and here it is: an Ad Hoc cookie … the base recipe for my own cookies … i kinda-gotta-say it: I like mine better – a darker chocolate and a lighter cookie in both flavor and texture – sorry TK!

Our next wine stop was Ehler’s Estate.  We don’t have pictures, so you’ll just have to take my word that they do a nice job there, with a few solid cabs, of which the 1886 comes out on top (predictable, as it’s their top bottling).  Personally, I feel that their more interesting offerings were the non-cabs (Petite Verdot and Cab Franc), but maybe that’s just me being picky (or maybe I still had Kristine Ashe on my mind …).  Grade: B+  (A fun place to visit, but I’m not sure we’d go again on our next trip).

By this time, g wanted a pre-dinner nap, so while she slumbered, I ventured into Napa for another wine-tasting:

Bounty Hunter Wines.  This.  Place.  Is.  Awesome.  For real!  It’s part wine bar and part wine shop (and part bbq joint).  They have an impressive selection of wines by the glass (and by the “taste”) including a few bottlings unique to Bounty Hunter, and the food looked darn tasty (not fancy – just plain ‘ol tasty).  The had a very nice pinot from Brittan vineyards that I’m currently trying to figure out how I can get more into PA.  We’re definitely going to revisit this place on our next trip – I wanna go back with g!  Grade: A+.

Napa Vintner’s Collective.  This little tasting room is most similar to the Carlton Winemaker’s Studio that we visited in Oregon.  The shtick is that it serves as a tasting room for a lot of very tiny vineyards/winemakers throughout the valley.  It had a pretty reasonable tasting fee ($25), but they don’t allow you to pick every wine you want to try – it’s all subject to whatever they have open at the time.  Grade: A-.

For dinner, we went to Bouchon …

Bouchon has a bustling bistro feel, with some very attractive entrees on the menu (think homely French – not quite as rustic as Bibou, but not fancy-shmancy, either).  As you can seen above the meal started off nicely …
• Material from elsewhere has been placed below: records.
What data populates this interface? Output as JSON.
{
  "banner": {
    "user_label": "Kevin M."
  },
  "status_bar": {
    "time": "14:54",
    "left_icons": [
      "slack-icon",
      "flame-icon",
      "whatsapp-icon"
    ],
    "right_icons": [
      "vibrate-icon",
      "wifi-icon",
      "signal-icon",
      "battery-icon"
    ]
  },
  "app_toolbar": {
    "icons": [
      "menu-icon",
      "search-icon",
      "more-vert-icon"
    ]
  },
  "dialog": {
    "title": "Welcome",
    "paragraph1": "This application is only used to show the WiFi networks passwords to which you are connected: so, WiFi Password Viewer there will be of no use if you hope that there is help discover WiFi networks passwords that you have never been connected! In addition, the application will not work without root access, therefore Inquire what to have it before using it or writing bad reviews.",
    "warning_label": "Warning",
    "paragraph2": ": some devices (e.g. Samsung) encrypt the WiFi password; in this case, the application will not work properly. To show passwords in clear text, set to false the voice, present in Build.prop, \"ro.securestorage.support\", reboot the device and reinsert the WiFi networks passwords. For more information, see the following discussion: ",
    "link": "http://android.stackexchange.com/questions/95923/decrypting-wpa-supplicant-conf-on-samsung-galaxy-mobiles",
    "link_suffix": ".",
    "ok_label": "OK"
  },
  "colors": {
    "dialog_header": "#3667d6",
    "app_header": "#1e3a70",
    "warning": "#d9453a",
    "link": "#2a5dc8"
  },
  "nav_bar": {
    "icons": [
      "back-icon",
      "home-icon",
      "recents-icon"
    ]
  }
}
… but then the lights went out!  At first it was very romantic.  g made an astute observation, “this is kind of like our version of camping!”  Yep – she’s right-on.  In any case, the restaurant ultimately had to close down, cutting our meal short.  At this point we had had our appetizers (I had an octopus appetizer that was actually quite rubbery – g’s salad was ok), and were kinda-sorta forced to eat our entree in the dark (after the lights went out, we were served our mains in the dark without being asked whether or not we’d like to continue dining).  I have to say that I was a bit nonplussed about this experience and contemplated asking the manager if we could abandon our entrees (or at least mine – the gnocchi dish was actually not a great dish to eat in the dark), but he appeared very busy/preoocupied with all that was happening.  We sucked it up, paid the full bill (they made no offers to comp anything and I was too irritated to raise a fuss), and walked out.  Sorry Bouchon – two sad courses out of four and a disregard for patron’s dining experience … you get a D- (the good bread helps you evade an F)  <g interrupts: Holy crap!  You gave Bouchon a D-?  I think that’s a little harsh!>  back to t:  Ok, then maybe a D … but the point is that it’s so not worth a Michelin Star or the tariff we paid.  I did attempt to contact the restaurant to talk about the experience, but no response yet …

Fortunately, I had some Kara’s Cupcakes to put a smile on my face back the hotel room.  Thank goodness for Kara.

Written by afterdinnersneeze

2 October 2012 at 9:15pm